- **DESCRIPTION OF THE TASK**:
Below are records. Copy every line with "GOIT" in it.

- **GIVEN RECORDS**:
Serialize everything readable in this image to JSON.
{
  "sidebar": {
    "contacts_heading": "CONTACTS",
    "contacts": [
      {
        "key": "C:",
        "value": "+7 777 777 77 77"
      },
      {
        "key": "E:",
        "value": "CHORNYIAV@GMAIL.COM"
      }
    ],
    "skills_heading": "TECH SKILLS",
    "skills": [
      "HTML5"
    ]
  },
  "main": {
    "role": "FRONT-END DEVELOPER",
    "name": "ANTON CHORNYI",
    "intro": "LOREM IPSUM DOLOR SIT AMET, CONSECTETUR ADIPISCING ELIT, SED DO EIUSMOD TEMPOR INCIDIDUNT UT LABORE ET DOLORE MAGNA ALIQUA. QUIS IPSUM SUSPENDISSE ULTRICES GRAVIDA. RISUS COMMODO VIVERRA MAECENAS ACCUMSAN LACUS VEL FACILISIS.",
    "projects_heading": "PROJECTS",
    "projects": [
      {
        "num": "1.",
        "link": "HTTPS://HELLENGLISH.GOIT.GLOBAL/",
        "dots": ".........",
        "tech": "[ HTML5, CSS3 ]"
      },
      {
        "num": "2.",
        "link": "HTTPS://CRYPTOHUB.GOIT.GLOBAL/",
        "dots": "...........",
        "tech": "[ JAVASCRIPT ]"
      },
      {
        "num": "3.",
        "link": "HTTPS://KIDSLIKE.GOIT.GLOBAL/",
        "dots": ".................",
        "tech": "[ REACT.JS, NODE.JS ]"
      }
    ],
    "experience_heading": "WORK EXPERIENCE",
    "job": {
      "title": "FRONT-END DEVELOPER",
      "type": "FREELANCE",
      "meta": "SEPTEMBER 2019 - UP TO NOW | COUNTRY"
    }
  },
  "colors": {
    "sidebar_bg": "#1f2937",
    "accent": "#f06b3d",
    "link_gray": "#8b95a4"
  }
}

- **EXPECTED ANSWER**:
        "link": "HTTPS://HELLENGLISH.GOIT.GLOBAL/",
        "link": "HTTPS://CRYPTOHUB.GOIT.GLOBAL/",
        "link": "HTTPS://KIDSLIKE.GOIT.GLOBAL/",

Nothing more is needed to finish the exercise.